  33. 33.
    N. DiCesare and J. R. Lakowicz (2001). Evaluation of two syn-thetic glucose probes for fluorescence-lifetime-based sensing. Anal. Biochem . 294, 154–160.CrossRefGoogle Scholar
  34. 34.
    L. L. E. Salins, R. A. Ware, C. M. Ensor, and S. Daunert (2001). A novel reagentless sensing system for measuring glucose based on the galactose/glucose-binding protein. Anal. Biochem. 294,19–26.CrossRefGoogle Scholar
  35. 35.
    O. S. Wolfbeis, A. Dürkop, M. Wu, and Z. Lin, (2002). A europium-ion-based luminescent sensing probe for hydrogen peroxide. Angew. Chem. 114, 4681–4684; Angew. Chem. Int. Ed. 41, 4495-4498.CrossRefGoogle Scholar
  36. 36.
    O. S. Wolfbeis, M. Schäferling, and A. Dürkop, (2003). Reversible optical sensor membrane for hydrogen peroxide using an immobi-lized fluorescent probe, and its application to a glucose biosensor.
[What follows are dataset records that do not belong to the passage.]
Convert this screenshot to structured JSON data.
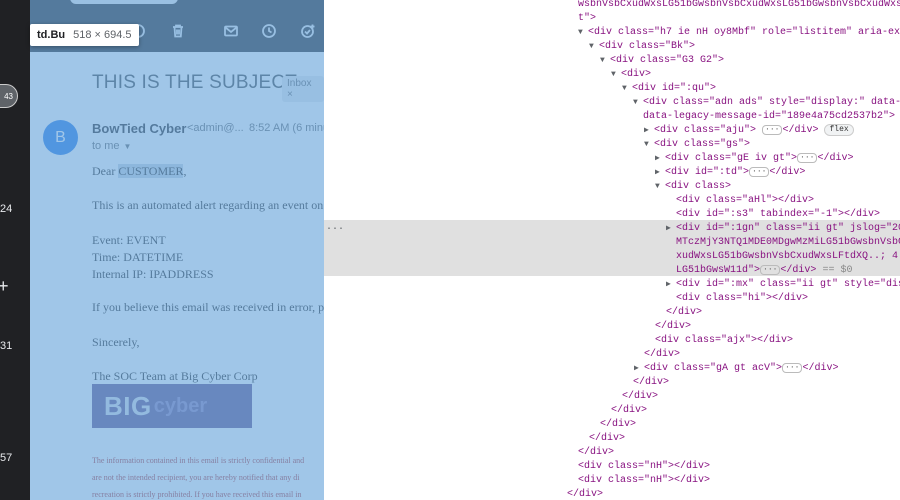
{
  "rail": {
    "items": [
      "43",
      "24",
      "+",
      "31",
      "57"
    ]
  },
  "tooltip": {
    "tag": "td.Bu",
    "size": "518 × 694.5"
  },
  "email": {
    "subject": "THIS IS THE SUBJECT",
    "label_chip": "Inbox ×",
    "sender_name": "BowTied Cyber",
    "sender_email": "<admin@...",
    "time": "8:52 AM (6 minu",
    "recipient": "to me",
    "greeting_prefix": "Dear ",
    "greeting_name": "CUSTOMER",
    "greeting_suffix": ",",
    "line1": "This is an automated alert regarding an event on yo",
    "event_label": "Event: EVENT",
    "time_label": "Time: DATETIME",
    "ip_label": "Internal IP: IPADDRESS",
    "line2": "If you believe this email was received in error, plea",
    "closing": "Sincerely,",
    "signature": "The SOC Team at Big Cyber Corp",
    "logo_big": "BIG",
    "logo_cyber": "cyber",
    "disclaimer1": "The information contained in this email is strictly confidential and",
    "disclaimer2": "are not the intended recipient, you are hereby notified that any di",
    "disclaimer3": "recreation is strictly prohibited. If you have received this email in"
  },
  "devtools": {
    "lines": [
      "wsbnVsbCxudWxsLG51bGwsbnVsbCxudWxsLG51bGwsbnVsbCxudWxsLG",
      "t\">",
      "<div class=\"h7 ie nH oy8Mbf\" role=\"listitem\" aria-expa",
      "<div class=\"Bk\">",
      "<div class=\"G3 G2\">",
      "<div>",
      "<div id=\":qu\">",
      "<div class=\"adn ads\" style=\"display:\" data-me",
      "data-legacy-message-id=\"189e4a75cd2537b2\">",
      "<div class=\"aju\">",
      "</div>",
      "flex",
      "<div class=\"gs\">",
      "<div class=\"gE iv gt\">",
      "<div id=\":td\">",
      "<div class>",
      "<div class=\"aHl\"></div>",
      "<div id=\":s3\" tabindex=\"-1\"></div>",
      "<div id=\":1gn\" class=\"ii gt\" jslog=\"202",
      "MTczMjY3NTQ1MDE0MDgwMzMiLG51bGwsbnVsbCx",
      "xudWxsLG51bGwsbnVsbCxudWxsLFtdXQ..; 4:W",
      "LG51bGwsW11d\">",
      "== $0",
      "<div id=\":mx\" class=\"ii gt\" style=\"disp",
      "<div class=\"hi\"></div>",
      "</div>",
      "<div class=\"ajx\"></div>",
      "<div class=\"gA gt acV\">",
      "<div class=\"nH\"></div>",
      "..."
    ]
  }
}
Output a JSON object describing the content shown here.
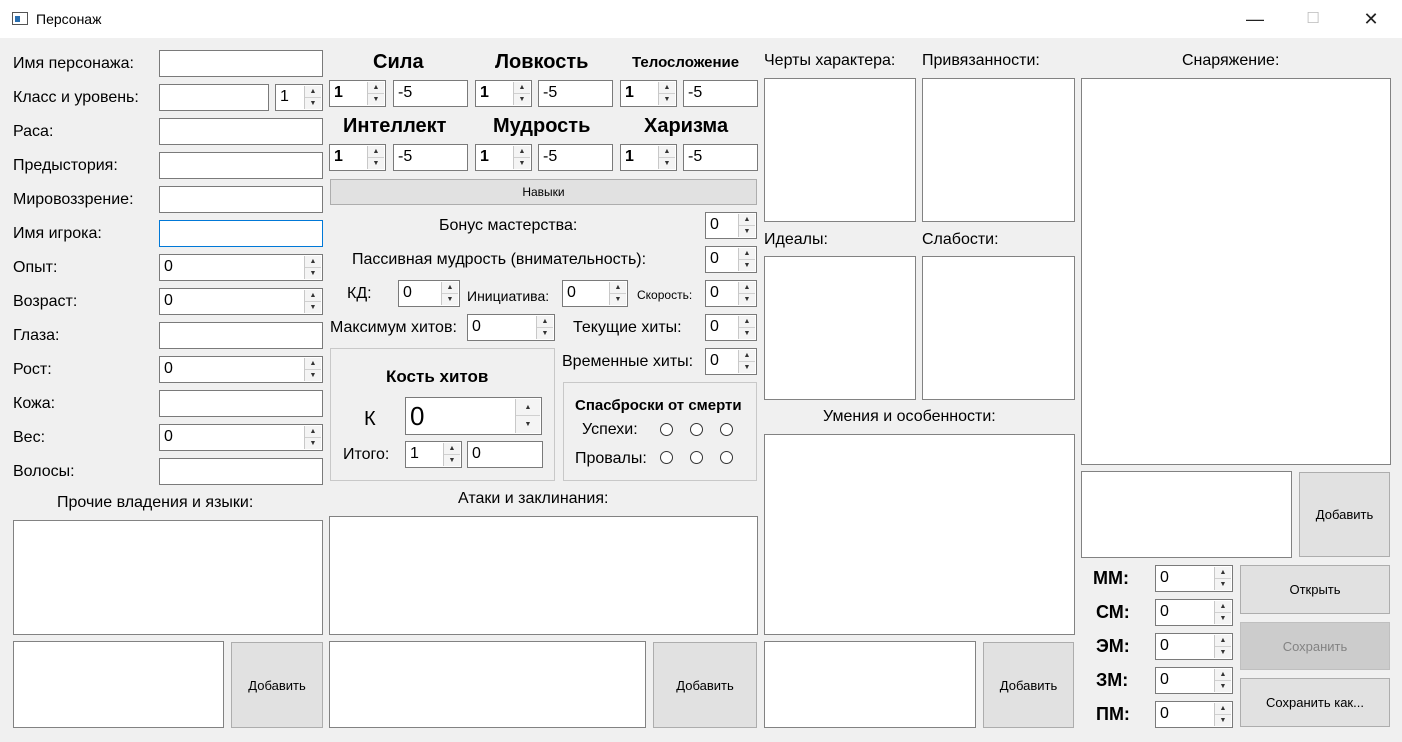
{
  "window": {
    "title": "Персонаж",
    "minimize": "—",
    "maximize": "☐",
    "close": "✕"
  },
  "personal": {
    "name_label": "Имя персонажа:",
    "class_label": "Класс и уровень:",
    "level_value": "1",
    "race_label": "Раса:",
    "background_label": "Предыстория:",
    "alignment_label": "Мировоззрение:",
    "player_label": "Имя игрока:",
    "exp_label": "Опыт:",
    "exp_value": "0",
    "age_label": "Возраст:",
    "age_value": "0",
    "eyes_label": "Глаза:",
    "height_label": "Рост:",
    "height_value": "0",
    "skin_label": "Кожа:",
    "weight_label": "Вес:",
    "weight_value": "0",
    "hair_label": "Волосы:"
  },
  "abilities": [
    {
      "name": "Сила",
      "value": "1",
      "mod": "-5"
    },
    {
      "name": "Ловкость",
      "value": "1",
      "mod": "-5"
    },
    {
      "name": "Телосложение",
      "value": "1",
      "mod": "-5"
    },
    {
      "name": "Интеллект",
      "value": "1",
      "mod": "-5"
    },
    {
      "name": "Мудрость",
      "value": "1",
      "mod": "-5"
    },
    {
      "name": "Харизма",
      "value": "1",
      "mod": "-5"
    }
  ],
  "skills_button": "Навыки",
  "combat": {
    "proficiency_label": "Бонус мастерства:",
    "proficiency_value": "0",
    "passive_label": "Пассивная мудрость (внимательность):",
    "passive_value": "0",
    "ac_label": "КД:",
    "ac_value": "0",
    "initiative_label": "Инициатива:",
    "initiative_value": "0",
    "speed_label": "Скорость:",
    "speed_value": "0",
    "maxhp_label": "Максимум хитов:",
    "maxhp_value": "0",
    "curhp_label": "Текущие хиты:",
    "curhp_value": "0",
    "temphp_label": "Временные хиты:",
    "temphp_value": "0"
  },
  "hit_dice": {
    "title": "Кость хитов",
    "k_label": "К",
    "die_value": "0",
    "total_label": "Итого:",
    "count_value": "1",
    "total_value": "0"
  },
  "death_saves": {
    "title": "Спасброски от смерти",
    "success_label": "Успехи:",
    "fail_label": "Провалы:"
  },
  "proficiencies": {
    "title": "Прочие владения и языки:",
    "add_button": "Добавить"
  },
  "attacks": {
    "title": "Атаки и заклинания:",
    "add_button": "Добавить"
  },
  "traits": {
    "personality_label": "Черты характера:",
    "bonds_label": "Привязанности:",
    "ideals_label": "Идеалы:",
    "flaws_label": "Слабости:"
  },
  "features": {
    "title": "Умения и особенности:",
    "add_button": "Добавить"
  },
  "equipment": {
    "title": "Снаряжение:",
    "add_button": "Добавить"
  },
  "coins": [
    {
      "label": "ММ:",
      "value": "0"
    },
    {
      "label": "СМ:",
      "value": "0"
    },
    {
      "label": "ЭМ:",
      "value": "0"
    },
    {
      "label": "ЗМ:",
      "value": "0"
    },
    {
      "label": "ПМ:",
      "value": "0"
    }
  ],
  "file_buttons": {
    "open": "Открыть",
    "save": "Сохранить",
    "save_as": "Сохранить как..."
  }
}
Microchim. Acta 143, 221–227Google Scholar
  37. 37.
    M. Schäferling, M. Wu, J. Enderlein, H. Bauer, and O. S. Wolfbeis (2003). Time-resolved luminescence imaging of hydrogen peroxide using sensor membranes in a microwell format. Appl. Spectrosc. 57, 1386–1392.Google Scholar
  38. 38.
    P. Hartmann and W. Ziegler (1996). Lifetime imaging of luminescent oxygen sensors based on all-solid-state technology. Anal. Chem. 68, 4512–4514.CrossRefGoogle Scholar
  39. 39.
    P. Hartmann, W. Ziegler, G. Holst, and D.W. Lübbers (1997). Oxygen flux fluorescence lifetime imaging. Sens. Actuat. B 38, 110–115.CrossRefGoogle Scholar

Copyright information

© Springer Science+Business Media, Inc. 2004

Authors and Affiliations

  • Michael Schäferling
    • 1
  • Meng Wu
    • 1
  • Otto S. Wolfbeis
    • 1
  1. 1.Institute of Analytical Chemistry, Chemo- and BiosensorsUniversity of RegensburgRegensburgGermany

Personalised recommendations